Search term "comments": copy each line of the data containing it.

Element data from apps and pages
--------------------

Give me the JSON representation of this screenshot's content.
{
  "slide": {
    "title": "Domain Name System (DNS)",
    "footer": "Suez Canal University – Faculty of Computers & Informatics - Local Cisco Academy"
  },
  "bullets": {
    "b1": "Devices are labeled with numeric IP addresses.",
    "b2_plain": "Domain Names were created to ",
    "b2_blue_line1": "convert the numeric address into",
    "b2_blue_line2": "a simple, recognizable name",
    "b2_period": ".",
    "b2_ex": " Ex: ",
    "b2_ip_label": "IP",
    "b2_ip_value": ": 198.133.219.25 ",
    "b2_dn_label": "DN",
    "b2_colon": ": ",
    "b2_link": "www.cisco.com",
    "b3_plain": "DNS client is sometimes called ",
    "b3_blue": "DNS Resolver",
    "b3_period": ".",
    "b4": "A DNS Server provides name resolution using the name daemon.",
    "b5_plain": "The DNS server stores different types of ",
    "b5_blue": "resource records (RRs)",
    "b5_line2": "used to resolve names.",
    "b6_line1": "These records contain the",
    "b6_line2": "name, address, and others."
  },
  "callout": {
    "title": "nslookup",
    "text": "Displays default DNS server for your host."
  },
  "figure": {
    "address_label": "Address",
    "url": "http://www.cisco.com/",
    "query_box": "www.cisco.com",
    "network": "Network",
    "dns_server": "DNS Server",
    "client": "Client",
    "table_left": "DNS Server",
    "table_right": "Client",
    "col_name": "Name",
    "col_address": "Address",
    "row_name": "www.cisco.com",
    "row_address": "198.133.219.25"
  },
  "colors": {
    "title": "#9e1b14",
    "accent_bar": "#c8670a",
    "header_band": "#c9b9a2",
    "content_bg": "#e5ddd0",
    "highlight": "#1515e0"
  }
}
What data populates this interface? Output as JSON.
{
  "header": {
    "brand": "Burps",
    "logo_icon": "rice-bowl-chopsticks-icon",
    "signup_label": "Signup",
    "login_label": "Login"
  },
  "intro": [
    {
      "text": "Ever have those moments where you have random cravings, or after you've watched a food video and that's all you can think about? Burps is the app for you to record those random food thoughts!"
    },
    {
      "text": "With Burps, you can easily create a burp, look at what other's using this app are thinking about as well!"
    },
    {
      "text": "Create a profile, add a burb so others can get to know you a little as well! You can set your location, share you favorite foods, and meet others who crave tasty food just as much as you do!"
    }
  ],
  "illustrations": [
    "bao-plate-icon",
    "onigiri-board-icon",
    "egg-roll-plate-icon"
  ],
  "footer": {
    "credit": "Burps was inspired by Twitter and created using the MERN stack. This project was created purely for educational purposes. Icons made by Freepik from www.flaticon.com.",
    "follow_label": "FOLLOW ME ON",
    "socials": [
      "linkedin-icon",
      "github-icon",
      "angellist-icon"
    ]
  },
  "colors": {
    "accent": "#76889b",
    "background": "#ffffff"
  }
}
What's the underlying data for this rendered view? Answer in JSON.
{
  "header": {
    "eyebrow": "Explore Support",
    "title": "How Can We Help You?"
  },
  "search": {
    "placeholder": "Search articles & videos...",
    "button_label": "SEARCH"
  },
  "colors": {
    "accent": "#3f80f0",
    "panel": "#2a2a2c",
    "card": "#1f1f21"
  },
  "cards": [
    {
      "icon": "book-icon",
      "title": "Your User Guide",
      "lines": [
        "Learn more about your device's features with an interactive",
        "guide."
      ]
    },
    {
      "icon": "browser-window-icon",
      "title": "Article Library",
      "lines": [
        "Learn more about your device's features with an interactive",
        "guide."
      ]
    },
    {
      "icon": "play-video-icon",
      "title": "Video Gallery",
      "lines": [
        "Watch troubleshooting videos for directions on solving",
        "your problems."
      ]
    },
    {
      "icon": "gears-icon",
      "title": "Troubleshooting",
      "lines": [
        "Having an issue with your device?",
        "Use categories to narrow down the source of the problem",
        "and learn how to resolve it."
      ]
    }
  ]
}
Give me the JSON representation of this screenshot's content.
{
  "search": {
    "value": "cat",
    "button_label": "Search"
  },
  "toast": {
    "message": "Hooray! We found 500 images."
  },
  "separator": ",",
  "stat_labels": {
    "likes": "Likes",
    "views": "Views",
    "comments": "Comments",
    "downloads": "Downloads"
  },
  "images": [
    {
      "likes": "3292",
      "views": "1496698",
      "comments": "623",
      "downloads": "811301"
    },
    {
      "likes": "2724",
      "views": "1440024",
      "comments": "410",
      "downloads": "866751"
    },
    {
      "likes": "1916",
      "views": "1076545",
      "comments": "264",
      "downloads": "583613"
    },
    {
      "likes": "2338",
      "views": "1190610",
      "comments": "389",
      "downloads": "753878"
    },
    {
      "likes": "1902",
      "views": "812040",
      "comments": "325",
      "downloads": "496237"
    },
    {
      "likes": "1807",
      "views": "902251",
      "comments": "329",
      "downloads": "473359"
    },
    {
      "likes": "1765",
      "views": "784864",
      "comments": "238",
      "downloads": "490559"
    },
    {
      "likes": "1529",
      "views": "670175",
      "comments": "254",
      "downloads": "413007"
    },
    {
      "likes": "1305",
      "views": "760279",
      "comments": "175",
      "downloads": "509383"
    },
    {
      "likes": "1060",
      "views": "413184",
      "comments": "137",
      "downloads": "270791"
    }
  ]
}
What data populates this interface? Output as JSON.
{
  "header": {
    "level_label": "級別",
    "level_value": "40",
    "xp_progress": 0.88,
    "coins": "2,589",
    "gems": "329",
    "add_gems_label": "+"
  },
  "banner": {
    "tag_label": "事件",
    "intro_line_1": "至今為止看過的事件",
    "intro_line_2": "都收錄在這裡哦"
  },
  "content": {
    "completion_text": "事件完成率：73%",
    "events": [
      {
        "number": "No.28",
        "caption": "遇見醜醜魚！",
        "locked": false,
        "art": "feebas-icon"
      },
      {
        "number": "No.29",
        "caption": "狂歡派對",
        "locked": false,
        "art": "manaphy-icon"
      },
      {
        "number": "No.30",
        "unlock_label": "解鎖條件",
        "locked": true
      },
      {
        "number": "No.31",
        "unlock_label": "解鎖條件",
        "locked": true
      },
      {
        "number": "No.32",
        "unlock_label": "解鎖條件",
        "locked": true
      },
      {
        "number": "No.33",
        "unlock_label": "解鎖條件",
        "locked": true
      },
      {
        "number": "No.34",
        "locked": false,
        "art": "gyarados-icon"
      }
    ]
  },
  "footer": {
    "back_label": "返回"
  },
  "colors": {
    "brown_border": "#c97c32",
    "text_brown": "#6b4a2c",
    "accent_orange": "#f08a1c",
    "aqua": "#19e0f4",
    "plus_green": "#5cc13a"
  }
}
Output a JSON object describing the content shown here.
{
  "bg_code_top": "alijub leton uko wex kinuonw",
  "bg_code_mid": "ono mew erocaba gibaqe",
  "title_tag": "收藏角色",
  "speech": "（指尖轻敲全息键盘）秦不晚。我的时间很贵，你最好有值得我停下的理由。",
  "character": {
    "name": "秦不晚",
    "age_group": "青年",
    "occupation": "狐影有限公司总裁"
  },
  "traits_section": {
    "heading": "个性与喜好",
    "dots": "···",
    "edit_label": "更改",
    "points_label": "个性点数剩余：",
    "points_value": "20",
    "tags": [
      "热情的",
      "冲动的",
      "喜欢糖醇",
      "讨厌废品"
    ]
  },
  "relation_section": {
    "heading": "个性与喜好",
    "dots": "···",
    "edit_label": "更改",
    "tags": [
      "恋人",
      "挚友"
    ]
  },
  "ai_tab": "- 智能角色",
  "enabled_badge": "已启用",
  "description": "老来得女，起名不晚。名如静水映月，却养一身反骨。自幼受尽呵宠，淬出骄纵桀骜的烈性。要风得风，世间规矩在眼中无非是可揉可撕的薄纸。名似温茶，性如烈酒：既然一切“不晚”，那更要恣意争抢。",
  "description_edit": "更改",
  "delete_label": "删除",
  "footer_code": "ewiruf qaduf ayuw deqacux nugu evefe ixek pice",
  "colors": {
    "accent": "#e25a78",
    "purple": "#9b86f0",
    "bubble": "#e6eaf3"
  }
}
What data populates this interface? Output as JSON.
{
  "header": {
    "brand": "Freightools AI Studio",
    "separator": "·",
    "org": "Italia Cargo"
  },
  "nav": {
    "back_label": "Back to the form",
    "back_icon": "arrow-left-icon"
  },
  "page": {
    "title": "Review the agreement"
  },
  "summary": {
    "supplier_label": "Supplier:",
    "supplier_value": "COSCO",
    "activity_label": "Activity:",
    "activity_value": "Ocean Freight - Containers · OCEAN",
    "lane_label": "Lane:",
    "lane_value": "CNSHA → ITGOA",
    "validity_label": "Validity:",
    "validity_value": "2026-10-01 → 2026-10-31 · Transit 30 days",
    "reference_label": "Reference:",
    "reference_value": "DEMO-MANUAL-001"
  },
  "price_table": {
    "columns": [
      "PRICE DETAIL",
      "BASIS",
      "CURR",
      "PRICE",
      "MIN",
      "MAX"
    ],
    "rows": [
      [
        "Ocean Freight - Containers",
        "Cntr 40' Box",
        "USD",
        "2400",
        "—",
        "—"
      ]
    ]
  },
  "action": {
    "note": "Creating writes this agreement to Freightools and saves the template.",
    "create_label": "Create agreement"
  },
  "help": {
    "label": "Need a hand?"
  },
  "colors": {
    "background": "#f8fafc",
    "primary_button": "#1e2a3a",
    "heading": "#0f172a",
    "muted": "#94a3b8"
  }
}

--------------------

- Answer to this exercise
    "comments": "Comments",
      "comments": "623",
      "comments": "410",
      "comments": "264",
      "comments": "389",
      "comments": "325",
      "comments": "329",
      "comments": "238",
      "comments": "254",
      "comments": "175",
      "comments": "137",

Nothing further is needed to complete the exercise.